|Published: 12-04-2023 3:50 PM
GREENFIELD — An Open Meeting Law complaint has been filed against the Planning Board, alleging a major vote was made on a commercial development in recent months without a quorum of its members.
“I think the Open Meeting Law is a wonderful standard and I think that seeing as there is a complaint, we want to honor it and give it its due consideration,” said Planning Board Chairman George Touloumtzis.
In his complaint, filed Nov. 17, city resident Al Norman alleges the Planning Board deliberated and made motions with less than a quorum of its members at a meeting on Aug. 3, during which the board approved the site plan for a 19,432-square-foot Aldi grocery store on the site of the now-demolished Candlelight Motor Inn.

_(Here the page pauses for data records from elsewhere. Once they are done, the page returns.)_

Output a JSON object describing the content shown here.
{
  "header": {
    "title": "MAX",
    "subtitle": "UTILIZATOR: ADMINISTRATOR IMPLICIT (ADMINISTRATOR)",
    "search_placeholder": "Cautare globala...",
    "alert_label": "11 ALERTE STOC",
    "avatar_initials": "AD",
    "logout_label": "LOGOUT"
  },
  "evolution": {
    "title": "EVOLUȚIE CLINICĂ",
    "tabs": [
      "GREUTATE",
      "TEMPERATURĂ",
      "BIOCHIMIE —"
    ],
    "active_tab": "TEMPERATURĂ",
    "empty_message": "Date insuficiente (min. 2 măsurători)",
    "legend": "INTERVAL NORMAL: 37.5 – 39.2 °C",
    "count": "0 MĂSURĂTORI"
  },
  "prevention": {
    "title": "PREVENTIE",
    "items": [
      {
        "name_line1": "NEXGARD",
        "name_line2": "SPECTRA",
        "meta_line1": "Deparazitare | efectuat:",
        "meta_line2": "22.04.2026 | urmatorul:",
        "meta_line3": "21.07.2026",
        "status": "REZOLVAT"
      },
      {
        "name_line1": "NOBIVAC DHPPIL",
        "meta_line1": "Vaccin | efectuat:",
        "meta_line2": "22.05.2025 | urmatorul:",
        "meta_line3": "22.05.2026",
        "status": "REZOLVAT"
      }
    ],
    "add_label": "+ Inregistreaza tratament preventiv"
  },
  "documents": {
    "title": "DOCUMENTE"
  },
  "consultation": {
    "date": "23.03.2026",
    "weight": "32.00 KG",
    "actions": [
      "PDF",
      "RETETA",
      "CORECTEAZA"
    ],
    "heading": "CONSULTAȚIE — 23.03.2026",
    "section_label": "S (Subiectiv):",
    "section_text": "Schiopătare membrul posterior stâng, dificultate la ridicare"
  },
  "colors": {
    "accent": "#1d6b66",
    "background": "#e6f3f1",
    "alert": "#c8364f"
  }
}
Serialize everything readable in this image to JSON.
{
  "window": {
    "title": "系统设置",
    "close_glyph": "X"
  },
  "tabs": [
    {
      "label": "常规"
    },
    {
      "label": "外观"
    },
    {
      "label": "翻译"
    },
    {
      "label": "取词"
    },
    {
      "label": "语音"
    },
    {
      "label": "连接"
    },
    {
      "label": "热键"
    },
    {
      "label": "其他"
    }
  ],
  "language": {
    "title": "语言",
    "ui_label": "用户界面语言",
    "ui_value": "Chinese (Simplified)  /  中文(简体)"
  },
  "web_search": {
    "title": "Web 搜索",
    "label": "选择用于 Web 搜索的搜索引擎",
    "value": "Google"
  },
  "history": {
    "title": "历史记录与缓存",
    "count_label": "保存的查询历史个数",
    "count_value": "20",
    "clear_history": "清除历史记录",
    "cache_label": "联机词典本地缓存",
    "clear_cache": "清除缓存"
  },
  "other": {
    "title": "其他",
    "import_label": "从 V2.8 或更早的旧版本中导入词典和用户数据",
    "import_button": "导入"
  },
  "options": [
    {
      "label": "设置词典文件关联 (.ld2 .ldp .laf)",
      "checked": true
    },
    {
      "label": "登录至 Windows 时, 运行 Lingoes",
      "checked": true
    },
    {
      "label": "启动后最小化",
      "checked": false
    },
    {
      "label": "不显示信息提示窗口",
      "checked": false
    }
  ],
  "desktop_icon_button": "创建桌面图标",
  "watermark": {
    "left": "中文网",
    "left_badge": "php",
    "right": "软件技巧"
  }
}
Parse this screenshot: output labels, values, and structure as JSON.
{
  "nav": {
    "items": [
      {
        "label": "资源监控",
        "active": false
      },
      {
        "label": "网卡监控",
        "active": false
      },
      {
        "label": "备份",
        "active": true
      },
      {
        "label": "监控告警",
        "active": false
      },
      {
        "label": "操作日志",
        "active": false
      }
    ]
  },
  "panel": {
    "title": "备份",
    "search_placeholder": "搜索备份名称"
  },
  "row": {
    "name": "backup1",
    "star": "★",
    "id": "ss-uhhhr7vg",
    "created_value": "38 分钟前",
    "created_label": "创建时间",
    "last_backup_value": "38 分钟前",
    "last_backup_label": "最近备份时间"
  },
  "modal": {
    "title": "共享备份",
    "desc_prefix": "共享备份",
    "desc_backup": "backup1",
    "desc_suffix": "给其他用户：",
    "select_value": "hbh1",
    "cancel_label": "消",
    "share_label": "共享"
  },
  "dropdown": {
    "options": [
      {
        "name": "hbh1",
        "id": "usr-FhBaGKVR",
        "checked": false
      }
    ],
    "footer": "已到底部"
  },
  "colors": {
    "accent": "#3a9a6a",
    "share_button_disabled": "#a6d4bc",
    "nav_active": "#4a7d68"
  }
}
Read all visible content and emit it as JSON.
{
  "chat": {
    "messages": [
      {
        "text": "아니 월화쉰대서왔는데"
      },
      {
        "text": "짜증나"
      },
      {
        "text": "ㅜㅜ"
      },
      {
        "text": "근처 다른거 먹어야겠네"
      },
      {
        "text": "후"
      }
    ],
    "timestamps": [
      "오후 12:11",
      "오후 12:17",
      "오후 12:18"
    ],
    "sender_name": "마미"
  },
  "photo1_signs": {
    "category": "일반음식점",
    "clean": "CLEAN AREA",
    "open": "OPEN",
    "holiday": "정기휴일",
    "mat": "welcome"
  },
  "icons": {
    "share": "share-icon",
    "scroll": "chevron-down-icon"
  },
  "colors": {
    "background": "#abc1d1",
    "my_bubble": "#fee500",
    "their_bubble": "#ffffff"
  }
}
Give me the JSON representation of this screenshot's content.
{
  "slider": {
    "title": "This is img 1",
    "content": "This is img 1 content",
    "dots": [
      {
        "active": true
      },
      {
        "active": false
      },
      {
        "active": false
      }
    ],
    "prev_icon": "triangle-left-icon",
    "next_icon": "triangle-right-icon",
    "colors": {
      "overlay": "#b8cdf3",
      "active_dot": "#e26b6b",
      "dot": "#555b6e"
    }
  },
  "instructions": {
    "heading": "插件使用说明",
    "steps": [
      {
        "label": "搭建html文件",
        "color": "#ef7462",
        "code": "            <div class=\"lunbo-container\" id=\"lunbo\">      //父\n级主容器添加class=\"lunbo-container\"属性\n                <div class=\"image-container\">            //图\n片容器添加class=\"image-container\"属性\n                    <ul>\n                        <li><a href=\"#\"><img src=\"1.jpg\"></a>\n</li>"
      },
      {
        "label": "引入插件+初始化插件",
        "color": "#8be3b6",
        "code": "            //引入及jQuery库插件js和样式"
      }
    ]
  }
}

Members present on Aug. 3 included Touloumtzis, Charles Kinney and Amy McMahan, who was elevated that evening to a full voting member by Touloumtzis. Mayor Roxann Wedegartner, serving as an ex-officio member, sat in for former longtime Chairman Charles Roberts and voted.
As a seven-member body — with five seats reserved for voting — a quorum, or the minimum number of voting members present, is four people. However, according to the City Charter, the mayor cannot serve as a voting member of the board, but can sit in on discussions.
In an email to the Recorder, quorums at other meetings Norman has called into question include Sept. 1, Oct. 23 and Nov. 16. He filed his complaint after attending a Nov. 16 hearing, during which someone present made a point of clarification and read the charter rules regarding the non-voting status of the mayor.
Recalling the Nov. 16 meeting, Touloumtzis said the information came as a shock to not only himself and the board but also other city officials, including Wedegartner and Planning and Economic Development Director Eric Twarog.
“That was totally new information,” Touloumtsiz said.
Other business discussed at the aforementioned meetings include the proposed construction of an accessory dwelling unit, a series of potential zoning amendments, and a revised site plan development at the site of the former Rugg Lumber industrial buildings.
Norman said while it doesn’t appear to be an intentional violation, “the business conducted on [Aug. 3] should be brought back before a board with a legal quorum.”
According to Open Meeting Law guidelines, the public body has 14 business days to respond to a complaint. Touloumtzis said the board plans to discuss the complaint primarily during a public session on Thursday – the 13th day – followed by an executive session with legal counsel. A response, then, will be given to Norman as well as to the Office of the Attorney General. The meeting will take place at 6 p.m. at the John Zon Community Center on Pleasant Street.
Touloumtzis said the board had better membership earlier this year, but following the retirements of Roberts and David Chichester, “it’s been concerning that we’re going down in numbers.” This was an issue “we will certainly be addressing” with the mayor-elect, he added.
City Council recently approved the appointment of Sarah Brown-Anson to the Planning Board, bringing membership to four members.
Reporter Mary Byrne can be reached at firstname.lastname@example.org or 413-930-4429. Twitter: @MaryEByrne.